Leader: Gilles Duceppe
Seats in last Parliament: 47/308
Positions: The Bloq Quebecois was formed in the 1993 election out of the remains of the old Progressive Conservative Party that fragmented in that year. The BQ is dedicated to one goal: Quebec independence and sovereignty. As a result, they are a regional party that, while technically centre-left, votes almost entirely based on what they perceive to be good for Quebec. The presence of the BQ has meant that federal governments must give concessions to Quebec in the form of many things, such as federal health and equalization funding. Since Canada has had minority government and the BQ generally controls about 45-50 seats, the BQ has had considerable ability to achieve its tasks in the last three parliaments.
Leader: Stephen Harper
Seats in last Parliament: 143/308
Positions: The Conservative Party is exactly what you would expect. Since the 1993 election, the conservative movement in Canada had to reform. The Progressive Conservative party splintered and went through a series of coaliscing into the new Conservative party, which is a bona-fide right-wing party (though still fairly more liberal than most American Democrats). The Conservatives support mandatory crime sentences, scrapping the federal gun registry, and lower taxes on corporations and the rich. The leader, Stephen Harper, is generally considered the best politician in Canada, and the party has been elected to two straight minority governments where they have pushed along some of their agenda, but not all.
Leader: Elizabeth May
Seats in last Parliament: 0/308
Positions: The Green Party is a far-left party that is part of the international Green Movement. While currently without any seats in Parliament, the Greens amassed 7% of the vote in the previous election. They favour environmental responsibility, social justice, non-violence, and electoral reform towards a proportional representation system. Elizabeth May was not allowed entrance into the leadership debates because her party is not currently represented in Parliament, though some experts think the Greens will finally break into Parliament with this election.
Leader: Michael Ignatieff
Seats in last Parliament: 77/308
Positions: Canada’s Liberal Party is the centre-left party that has been the dominant political party in Canada over the last century. The Liberal Party is generally in favour of reasonable taxation and reasonable expenses, and currently support a minor corporate tax hike in return for greater investment in education and health care.

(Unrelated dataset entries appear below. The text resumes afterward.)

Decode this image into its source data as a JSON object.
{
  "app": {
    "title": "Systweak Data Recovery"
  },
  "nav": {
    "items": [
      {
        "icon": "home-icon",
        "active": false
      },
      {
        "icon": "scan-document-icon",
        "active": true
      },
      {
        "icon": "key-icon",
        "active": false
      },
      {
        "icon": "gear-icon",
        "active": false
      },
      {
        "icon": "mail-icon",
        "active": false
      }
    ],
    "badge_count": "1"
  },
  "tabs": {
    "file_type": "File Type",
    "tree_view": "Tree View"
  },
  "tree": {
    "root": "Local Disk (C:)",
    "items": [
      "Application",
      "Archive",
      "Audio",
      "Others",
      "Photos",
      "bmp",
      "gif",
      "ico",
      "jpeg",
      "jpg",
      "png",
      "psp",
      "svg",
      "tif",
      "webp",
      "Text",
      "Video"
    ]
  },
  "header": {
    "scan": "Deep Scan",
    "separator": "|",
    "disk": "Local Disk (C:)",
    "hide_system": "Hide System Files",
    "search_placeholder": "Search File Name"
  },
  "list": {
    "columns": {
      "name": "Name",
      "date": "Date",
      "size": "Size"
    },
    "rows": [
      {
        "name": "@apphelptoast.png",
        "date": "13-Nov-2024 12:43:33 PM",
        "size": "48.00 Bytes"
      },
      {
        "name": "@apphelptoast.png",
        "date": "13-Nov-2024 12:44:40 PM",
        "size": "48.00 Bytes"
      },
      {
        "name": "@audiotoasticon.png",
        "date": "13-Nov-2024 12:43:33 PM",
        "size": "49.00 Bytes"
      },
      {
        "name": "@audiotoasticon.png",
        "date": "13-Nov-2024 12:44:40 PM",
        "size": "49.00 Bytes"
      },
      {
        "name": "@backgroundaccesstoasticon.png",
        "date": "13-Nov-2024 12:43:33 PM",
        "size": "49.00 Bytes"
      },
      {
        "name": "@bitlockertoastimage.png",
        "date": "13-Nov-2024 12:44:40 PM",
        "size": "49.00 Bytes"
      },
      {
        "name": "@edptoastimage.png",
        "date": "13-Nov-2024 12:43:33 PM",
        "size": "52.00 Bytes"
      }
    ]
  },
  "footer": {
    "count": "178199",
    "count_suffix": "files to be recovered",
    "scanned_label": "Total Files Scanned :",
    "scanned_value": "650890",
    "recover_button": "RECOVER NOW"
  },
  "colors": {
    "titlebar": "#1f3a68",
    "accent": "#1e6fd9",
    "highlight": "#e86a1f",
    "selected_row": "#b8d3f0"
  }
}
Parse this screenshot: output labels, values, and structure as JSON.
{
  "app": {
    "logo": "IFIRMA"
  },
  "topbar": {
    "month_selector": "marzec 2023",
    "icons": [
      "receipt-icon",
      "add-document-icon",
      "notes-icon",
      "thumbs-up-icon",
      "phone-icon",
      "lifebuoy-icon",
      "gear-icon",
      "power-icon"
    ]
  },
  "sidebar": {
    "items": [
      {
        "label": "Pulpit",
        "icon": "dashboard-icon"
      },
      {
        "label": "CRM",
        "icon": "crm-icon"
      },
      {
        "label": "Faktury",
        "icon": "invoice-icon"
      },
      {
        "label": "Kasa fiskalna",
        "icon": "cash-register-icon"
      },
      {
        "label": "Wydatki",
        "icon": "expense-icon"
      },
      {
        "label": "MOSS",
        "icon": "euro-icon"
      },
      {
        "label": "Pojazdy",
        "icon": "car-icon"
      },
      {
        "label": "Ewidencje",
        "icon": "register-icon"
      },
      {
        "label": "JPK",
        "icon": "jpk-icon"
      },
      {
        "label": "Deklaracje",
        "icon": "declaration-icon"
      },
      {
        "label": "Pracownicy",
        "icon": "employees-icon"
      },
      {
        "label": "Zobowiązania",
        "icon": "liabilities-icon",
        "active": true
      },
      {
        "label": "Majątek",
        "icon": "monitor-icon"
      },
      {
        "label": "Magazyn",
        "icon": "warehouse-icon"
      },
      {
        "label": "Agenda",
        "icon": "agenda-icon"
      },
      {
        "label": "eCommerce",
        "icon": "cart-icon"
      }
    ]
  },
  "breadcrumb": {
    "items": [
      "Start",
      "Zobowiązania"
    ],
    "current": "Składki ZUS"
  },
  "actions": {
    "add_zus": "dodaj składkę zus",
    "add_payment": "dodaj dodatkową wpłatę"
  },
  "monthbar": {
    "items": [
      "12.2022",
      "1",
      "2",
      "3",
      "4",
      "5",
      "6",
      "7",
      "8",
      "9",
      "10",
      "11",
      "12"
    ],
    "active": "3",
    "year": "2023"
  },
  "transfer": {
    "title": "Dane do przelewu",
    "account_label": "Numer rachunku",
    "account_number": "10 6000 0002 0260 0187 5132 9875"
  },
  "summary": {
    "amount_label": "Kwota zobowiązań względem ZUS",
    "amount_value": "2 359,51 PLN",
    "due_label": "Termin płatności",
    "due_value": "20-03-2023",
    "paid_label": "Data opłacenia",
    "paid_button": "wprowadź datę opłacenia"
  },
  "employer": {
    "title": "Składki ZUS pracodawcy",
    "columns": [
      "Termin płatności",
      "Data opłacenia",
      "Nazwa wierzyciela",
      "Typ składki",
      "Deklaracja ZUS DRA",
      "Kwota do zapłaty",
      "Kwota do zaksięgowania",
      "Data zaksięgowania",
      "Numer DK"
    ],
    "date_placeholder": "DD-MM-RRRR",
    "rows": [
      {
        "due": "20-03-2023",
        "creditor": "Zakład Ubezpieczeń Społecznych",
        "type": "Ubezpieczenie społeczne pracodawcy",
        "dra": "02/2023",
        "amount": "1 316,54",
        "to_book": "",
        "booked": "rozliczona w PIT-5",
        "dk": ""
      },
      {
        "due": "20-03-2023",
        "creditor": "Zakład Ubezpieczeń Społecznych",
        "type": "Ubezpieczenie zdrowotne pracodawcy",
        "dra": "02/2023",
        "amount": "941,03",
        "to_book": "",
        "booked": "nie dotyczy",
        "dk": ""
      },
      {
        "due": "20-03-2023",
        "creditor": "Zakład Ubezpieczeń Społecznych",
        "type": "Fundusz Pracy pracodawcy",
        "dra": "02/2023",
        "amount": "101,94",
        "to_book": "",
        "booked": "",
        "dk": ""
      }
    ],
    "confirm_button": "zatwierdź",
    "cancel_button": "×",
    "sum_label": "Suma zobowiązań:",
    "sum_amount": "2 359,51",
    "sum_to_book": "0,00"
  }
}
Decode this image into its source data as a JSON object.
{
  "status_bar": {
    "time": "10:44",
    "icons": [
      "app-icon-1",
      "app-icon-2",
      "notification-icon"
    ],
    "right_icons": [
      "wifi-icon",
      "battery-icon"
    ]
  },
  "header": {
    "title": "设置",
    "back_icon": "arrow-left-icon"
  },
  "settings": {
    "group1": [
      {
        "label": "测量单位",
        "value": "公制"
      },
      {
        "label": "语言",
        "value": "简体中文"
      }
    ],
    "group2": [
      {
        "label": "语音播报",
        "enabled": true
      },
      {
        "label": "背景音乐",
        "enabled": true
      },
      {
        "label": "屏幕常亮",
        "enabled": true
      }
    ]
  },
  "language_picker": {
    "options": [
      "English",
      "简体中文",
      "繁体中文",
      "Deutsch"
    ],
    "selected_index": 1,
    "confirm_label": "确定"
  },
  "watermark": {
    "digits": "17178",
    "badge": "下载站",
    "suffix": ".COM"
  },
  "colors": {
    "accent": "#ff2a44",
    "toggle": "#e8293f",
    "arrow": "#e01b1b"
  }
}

The Liberals have also taken on green energy quite seriously, and would reform the Canadian Pension Plan.
New Democratic Party
Leader: Jack Layton
Seats in last Parliament: 36/308
Positions: Having grown out of the social democratic/social credit movement of the 1930s-50s, the New Democratic Party was long Canada’s third party, and had its greatest success cooperating with the Pearson Liberals of the late 1950s and early 1960s. In this guise, the NDP championed Medicare, and their then-leader Tommy Douglas (grandfather of Kiefer Sutherland of 24 fame) has since been named the Greatest Canadian for ensuring health care was extended to all Canadians. The NDP hasn’t changed much: as a left-wing party they champion social equality for gender and sexual orientation, higher corporate taxes, less foreign military intervention, and organized labour. Jack Layton is the second-longest serving party leader, and under him, the NDP have seen some of their greatest successes.
So, there’s a little introduction for you. If you have any questions, hit me up in the comments, on Twitter, or via email, and I’ll be happy to answer any additional questions!